Subcontractor Sentenced for Bribing MSC Officials

By MarEx 2014-08-06 10:25:00

A former employee of a government contracting company was sentenced to 36 months in prison to be followed by three years of supervised release for conspiracy to bribe public officials at the United States Navy Military Sealift Command in exchange for favorable treatment in connection with U.S. government contract work.

Assistant Attorney General Leslie R. Caldwell of the Justice Department’s Criminal Division, U.S. Attorney Dana J. Boente of the Eastern District of Virginia, Special Agent in Charge Robert Craig of the Defense Criminal Investigative Service (DCIS) Mid-Atlantic Field Office, Special Agent in Charge Susan Triesch of the Naval Criminal Investigative Service (NCIS) Norfolk Field Office, and Special Agent in Charge Royce E. Curtin of the FBI’s Norfolk Field Office made the announcement after McPhail’s sentencing before United States Chief District Judge Rebecca Beach Smith of the Eastern District of Virginia.

Michael P. McPhail, 49, pleaded guilty to a criminal information charging him with conspiracy to commit bribery on Feb. 19 2014.   According to his plea documents, McPhail is a former employee of a Chesapeake, Virginia, government contracting company, referred to as Company A, which sought contracting business from the Military Sealift Command, the leading provider of transportation for the United States Navy.  At his plea hearing, McPhail admitted that from March 2005 to January 2007, he contributed approximately $45,000 of his salary toward bribe payments made to two public officials working for the Military Sealift Command to influence them to provide favorable treatment to Company A in connection with United States government contracting work.

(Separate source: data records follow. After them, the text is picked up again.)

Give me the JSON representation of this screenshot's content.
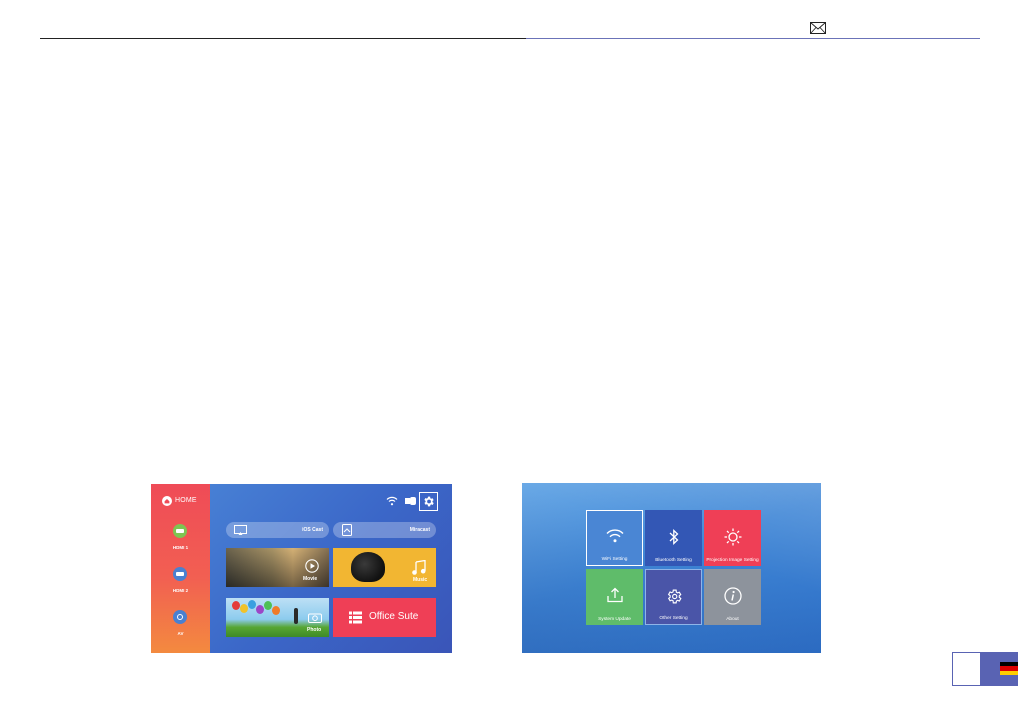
{
  "header": {
    "mail_icon": "mail-icon"
  },
  "home_screen": {
    "sidebar_title": "HOME",
    "sources": [
      {
        "label": "HDMI 1",
        "color": "#7ec552"
      },
      {
        "label": "HDMI 2",
        "color": "#4a80d0"
      },
      {
        "label": "AV",
        "color": "#4a80d0"
      }
    ],
    "pills": [
      {
        "label": "iOS Cast"
      },
      {
        "label": "Miracast"
      }
    ],
    "tiles": [
      {
        "label": "Movie"
      },
      {
        "label": "Music"
      },
      {
        "label": "Photo"
      },
      {
        "label": "Office Sute"
      }
    ],
    "colors": {
      "sidebar": "#ef4b57",
      "main": "#3b67c8",
      "music_tile": "#f2b632",
      "office_tile": "#ef3f56"
    }
  },
  "settings_screen": {
    "tiles": [
      {
        "label": "WiFi Setting",
        "color": "#4a86d4",
        "icon": "wifi-icon",
        "selected": true
      },
      {
        "label": "Bluetooth Setting",
        "color": "#3357b5",
        "icon": "bluetooth-icon",
        "selected": false
      },
      {
        "label": "Projection Image Setting",
        "color": "#ef3f56",
        "icon": "brightness-icon",
        "selected": false
      },
      {
        "label": "System Update",
        "color": "#5fbc6a",
        "icon": "upload-icon",
        "selected": false
      },
      {
        "label": "Other Setting",
        "color": "#4a55a8",
        "icon": "gear-icon",
        "selected": false
      },
      {
        "label": "About",
        "color": "#8d939c",
        "icon": "info-icon",
        "selected": false
      }
    ]
  },
  "language": {
    "flag": "germany-flag",
    "flag_colors": [
      "#000000",
      "#dd0000",
      "#ffce00"
    ]
  }
}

Specifically, McPhail and other Company A employees, including Roderic J. Smith, the former president of Company A; Dwayne A. Hardman, the co-founder of Company A; and Adam C. White, a former vice president at Company A provided monthly cash bribes to two Military Sealift Command public officials.   The bribery conspiracy resulted in the payment of more than $265,000 in cash bribes, among other things of value, to Kenny E. Toy, the former Afloat Programs Manager for the Military Sealift Command’s N6 Command, Control, Communication, and Computer Systems Directorate, and Scott B. Miserendino, Sr., a former government contractor who performed work for the Military Sealift Command.   In addition his prison sentence, McPhail was ordered to forfeit $57,000.

Earlier this year, four other individuals pleaded guilty in connection with the bribery scheme.  On Feb. 12, 2014, Toy pleaded guilty to accepting bribes from Company A employees.   On Feb. 18, 2014, Hardman pleaded guilty to providing bribes to Toy and Miserendino.  On March 5, 2014, Smith pleaded guilty to conspiracy to bribe public officials.  On April 4, 2014, White pleaded guilty to conspiracy to commit bribery.

On June 23, 2014, United States District Judge Henry Coke Morgan sentenced Smith to 48 months in prison and ordered him to forfeit $175,000.  On July 9, 2014, Judge Smith sentenced Hardman to 96 months in prison and ordered him to forfeit $144,000.   On July 11, 2014, Judge Smith sentenced White to 24 months in prison and ordered him to forfeit $57,000.   On July 29, 2014, Judge Smith sentenced Toy to 96 months in prison and ordered him to forfeit $100,000.

On May 23, 2014, a grand jury in the Eastern District of Virginia indicted Miserendino and Timothy S. Miller, a businessman whose company sought contracting business from the Military Sealift Command.   The indictment charges Miserendino with one count of conspiracy to commit bribery, one count of bribery, one count of conspiracy to commit obstruction of criminal investigations and to commit tampering with a witness, and one count of obstruction of criminal investigations.   The indictment charges Miller with one count of conspiracy to commit bribery and two counts of bribery.   Trial is set for Sept. 30, 2014, before Judge Smith.

Charges contained in an indictment are merely allegations, and a defendant is presumed innocent unless and until proven guilty.

The case was investigated by the FBI, NCIS, and DCIS.   The case was prosecuted by Trial Attorney Emily Rae Woods of the Criminal Division’s Public Integrity Section and Assistant U.S. Attorney Stephen W. Haynie of the Eastern District of Virginia.